Perhaps the best way to explore this debate further is to take one of my goals for 2011 and apply SMART to it, then see how restricting (or otherwise) it feels.

Goal area: Developing my blog writing skills and frequency of posts

Applying SMART …

Specific: To be writing at least one blog entry per week by the end of March 2011, and feel content with what I have produced

Measurable: I can measure it in terms of evidence of weekly production, although I would need to explore what ‘content’ means for me, perhaps being able to give my efforts a 7/10 or above would mean I am content (?)

Achievable: It’s achievable in that I have the skills to write a blog and have written blogs in the past. I also have the time and material to write one per week.

Realistic: It seems a realistic goal. I am not over-stretching my skills or giving myself an unworkable target.

Time-bound: I have a time scale of the end of March, and want to have published a blog weekly during March to say I’ve achieved this goal.

OK, so having applied SMART – how do I feel about it? To be honest, it feels clearer and more focused, but not particularly exciting. I think it takes me beyond my comfort zone and into my stretch zone (which is where I believe goals should be) but will it inspire me to go beyond that? Will I want to sustain it and aim for ‘new heights’?

For me, a goal needs to be exciting and motivating, so this goal will need more work. I believe it’s part of a bigger picture, a bigger goal … one that will be part of my CPD. What will help me, perhaps, as a starting point is to answer the following questions:

1. What values does this goal support?

2. What are the benefits of achieving this goal (including personal growth benefits)?

3. What new skills / knowledge will achieving it give me?

4. What else could it lead to?

5. What will my reward(s) be for achieving it? (I know here that achievement will be reward in itself, but it will be nice to have something to look forward to, so I will come up with a tangible reward too!)

To conclude, I think SMART applied to this particular goal is relevant but it has its short-comings, and I think is restricting.

I’m interested to hear whether you apply SMART to your goal-setting process, and how it works for you. please feel free to comment below.

*Thanks to David Clutterbuck for his comments and insight into SMART and goal-setting.

Photo above courtesy of jscreationzs / FreeDigitalPhotos.net: http://www.freedigitalphotos.net/images/view_photog.php?photogid=1152

New Year’s Resolutions are Ineffective …

January 17, 2011

Make sure you achieve your goals this year

So, we’re approaching that time of year when New Year’s resolutions start to get broken….

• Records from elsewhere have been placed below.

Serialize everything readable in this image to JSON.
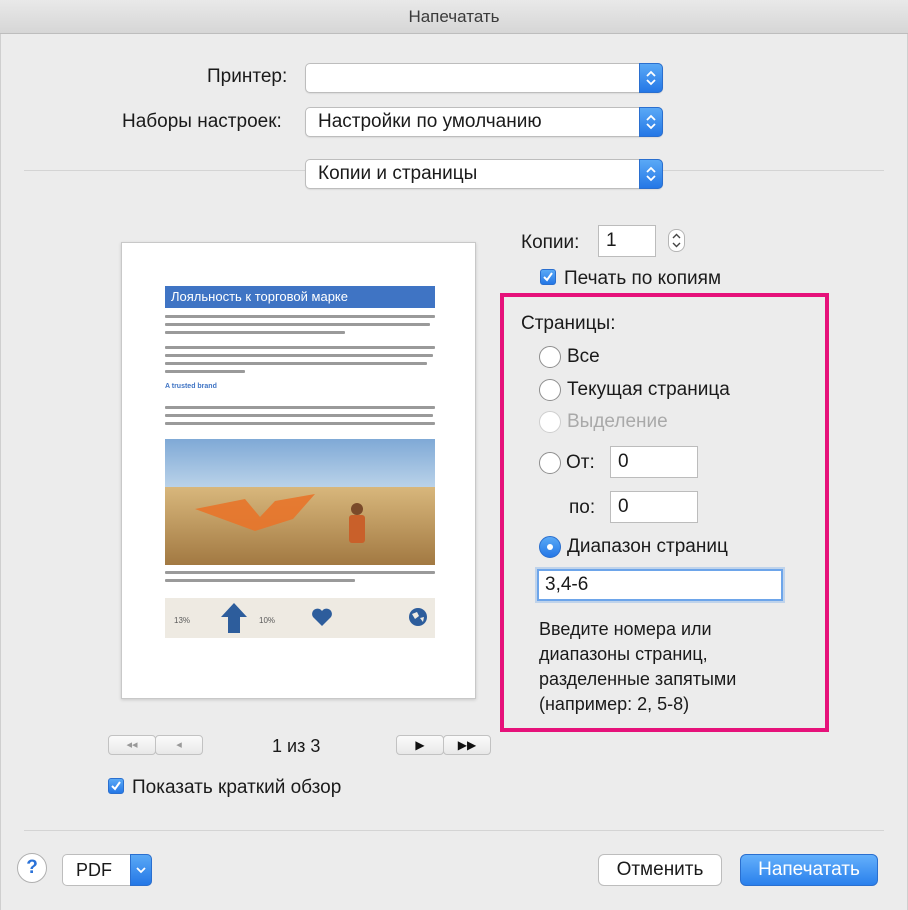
{
  "window": {
    "title": "Напечатать"
  },
  "printer": {
    "label": "Принтер:",
    "value": ""
  },
  "presets": {
    "label": "Наборы настроек:",
    "value": "Настройки по умолчанию"
  },
  "section": {
    "value": "Копии и страницы"
  },
  "preview": {
    "doc_title": "Лояльность к торговой марке",
    "doc_subtitle": "A trusted brand",
    "stat1": "13%",
    "stat2": "10%",
    "page_indicator": "1 из 3",
    "first_btn": "◂◂",
    "prev_btn": "◂",
    "next_btn": "▶",
    "last_btn": "▶▶"
  },
  "copies": {
    "label": "Копии:",
    "value": "1",
    "collate_label": "Печать по копиям",
    "collate_checked": true
  },
  "pages": {
    "label": "Страницы:",
    "all": "Все",
    "current": "Текущая страница",
    "selection": "Выделение",
    "from_label": "От:",
    "from_value": "0",
    "to_label": "по:",
    "to_value": "0",
    "range_label": "Диапазон страниц",
    "range_value": "3,4-6",
    "hint": "Введите номера или диапазоны страниц, разделенные запятыми (например: 2, 5-8)",
    "selected": "range"
  },
  "summary": {
    "label": "Показать краткий обзор",
    "checked": true
  },
  "footer": {
    "help": "?",
    "pdf": "PDF",
    "cancel": "Отменить",
    "print": "Напечатать"
  },
  "colors": {
    "accent": "#2477e6",
    "highlight": "#e6117a"
  }
}
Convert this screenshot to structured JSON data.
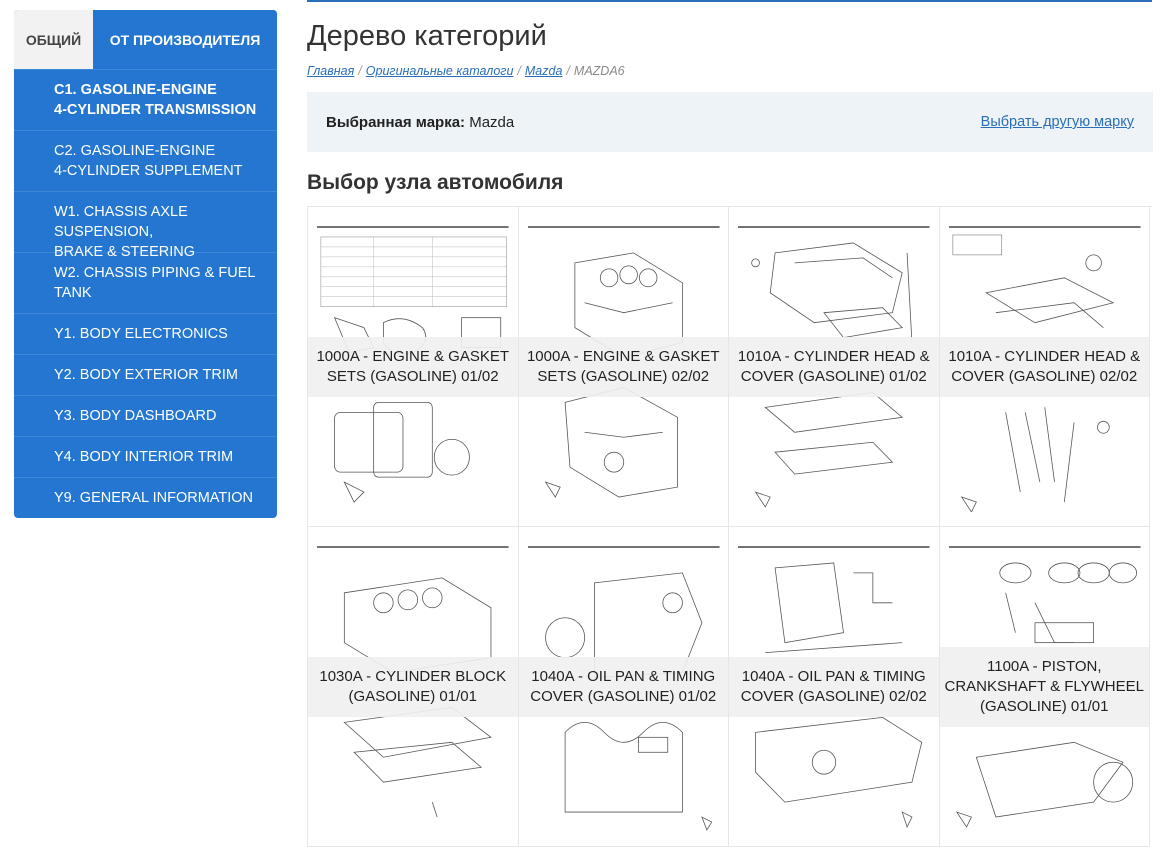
{
  "sidebar": {
    "tabs": [
      {
        "label": "ОБЩИЙ"
      },
      {
        "label": "ОТ ПРОИЗВОДИТЕЛЯ"
      }
    ],
    "items": [
      {
        "label": "C1. GASOLINE-ENGINE\n4-CYLINDER TRANSMISSION"
      },
      {
        "label": "C2. GASOLINE-ENGINE\n4-CYLINDER SUPPLEMENT"
      },
      {
        "label": "W1. CHASSIS AXLE SUSPENSION,\nBRAKE & STEERING"
      },
      {
        "label": "W2. CHASSIS PIPING & FUEL\nTANK"
      },
      {
        "label": "Y1. BODY ELECTRONICS"
      },
      {
        "label": "Y2. BODY EXTERIOR TRIM"
      },
      {
        "label": "Y3. BODY DASHBOARD"
      },
      {
        "label": "Y4. BODY INTERIOR TRIM"
      },
      {
        "label": "Y9. GENERAL INFORMATION"
      }
    ]
  },
  "header": {
    "title": "Дерево категорий",
    "breadcrumb": {
      "home": "Главная",
      "catalogs": "Оригинальные каталоги",
      "brand": "Mazda",
      "current": "MAZDA6",
      "sep": "/"
    }
  },
  "brand_panel": {
    "label": "Выбранная марка:",
    "value": "Mazda",
    "change_link": "Выбрать другую марку"
  },
  "section_title": "Выбор узла автомобиля",
  "cards": [
    {
      "title": "1000A - ENGINE & GASKET SETS (GASOLINE) 01/02"
    },
    {
      "title": "1000A - ENGINE & GASKET SETS (GASOLINE) 02/02"
    },
    {
      "title": "1010A - CYLINDER HEAD & COVER (GASOLINE) 01/02"
    },
    {
      "title": "1010A - CYLINDER HEAD & COVER (GASOLINE) 02/02"
    },
    {
      "title": "1030A - CYLINDER BLOCK (GASOLINE) 01/01"
    },
    {
      "title": "1040A - OIL PAN & TIMING COVER (GASOLINE) 01/02"
    },
    {
      "title": "1040A - OIL PAN & TIMING COVER (GASOLINE) 02/02"
    },
    {
      "title": "1100A - PISTON, CRANKSHAFT & FLYWHEEL (GASOLINE) 01/01"
    }
  ],
  "colors": {
    "accent": "#2476d0",
    "link": "#2a6fb8",
    "panel": "#eef3f7"
  }
}
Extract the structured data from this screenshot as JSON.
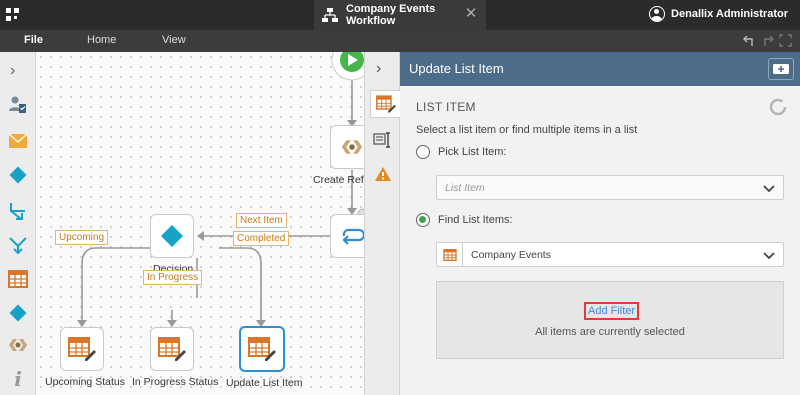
{
  "titlebar": {
    "tab_title": "Company Events Workflow",
    "user_name": "Denallix Administrator"
  },
  "menu": {
    "file": "File",
    "home": "Home",
    "view": "View"
  },
  "toolbox": {
    "icons": [
      "chevron-right-icon",
      "user-task-icon",
      "email-icon",
      "decision-icon",
      "split-icon",
      "merge-icon",
      "list-item-icon",
      "decision-icon",
      "reference-icon",
      "info-icon"
    ]
  },
  "canvas": {
    "nodes": {
      "create_reference": "Create Refe",
      "decision": "Decision",
      "upcoming_status": "Upcoming Status",
      "in_progress_status": "In Progress Status",
      "update_list_item": "Update List Item"
    },
    "tags": {
      "next_item": "Next Item",
      "completed": "Completed",
      "upcoming": "Upcoming",
      "in_progress": "In Progress"
    }
  },
  "panel": {
    "title": "Update List Item",
    "section_title": "LIST ITEM",
    "description": "Select a list item or find multiple items in a list",
    "pick_label": "Pick List Item:",
    "pick_placeholder": "List Item",
    "find_label": "Find List Items:",
    "find_value": "Company Events",
    "add_filter": "Add Filter",
    "filter_note": "All items are currently selected",
    "selected_option": "find"
  },
  "colors": {
    "header_bg": "#4c6c8a",
    "accent_orange": "#d9762b",
    "accent_teal": "#17a3c7",
    "selected_border": "#2d8fd1",
    "start_green": "#45b649",
    "highlight_red": "#e53a3a",
    "link_blue": "#3b8cd6"
  }
}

How are you faring? If you’re going strong, achieving success and are confident of attaining the end result, then you probably have a winning formula, and congratulations! If, on the other hand, things have slipped, doubt is creeping in and certain obstacles have forced their way into your path, you may need a helping hand.

In themselves, I believe New Year’s resolutions are ineffective UNLESS they are supported by well thought-out plans. I remember setting NYRs year after year when I was younger, and each year saying to myself, “this year will be different!”, and “I am determined!” But determination on its own is not enough. In my previous career I often set targets and objectives, and in my coaching training I was given tools and techniques to help clients set effective goals …. all far more effective than merely ‘resolving’ to do something differently. Some people cringe when you mention goal-setting and perhaps it’s an over-used term, but whatever term you choose to use (target, goal, resolution….) when you want to make changes you need a well thought through plan.

I recently posted a question to fellow coaches on different coaching forums, asking what they considered to be their Top 5 tips for Goal-Setting, a little bit of research, you could say! Many engaged in the discussions and their responses were quite varied, ranging from using the SMART process, to ensuring you are being authentic (i.e. linking your goal to your ideal self, based on a strong level of self-awareness).

I will now share with you the top 5 tips from the coaches who took part.

Tip 1 Goals must fit SMART criteria (although see link to this discussed in a separate blog)

Tip 2 Goals must be linked to your values

Tip 3 You need to enlist support: your peers, a coach, a family member ….

Tip 4 You must have a clear vision of what you want (which can be supported by mind maps / images / drawings, etc.)

Tip 5 Reviewing your goal regularly during your journey towards its conclusion is important; learn what (if anything) isn’t working and make adjustments; but remember – there’s no failure, only feedback!

In a previous blog I suggested my own Top 5 tips for setting effective goals / targets. Future blogs this month will address goal setting tips in more detail, but for now I hope the tip outlines are a useful start.

 

Above photo courtesy of jscreationzs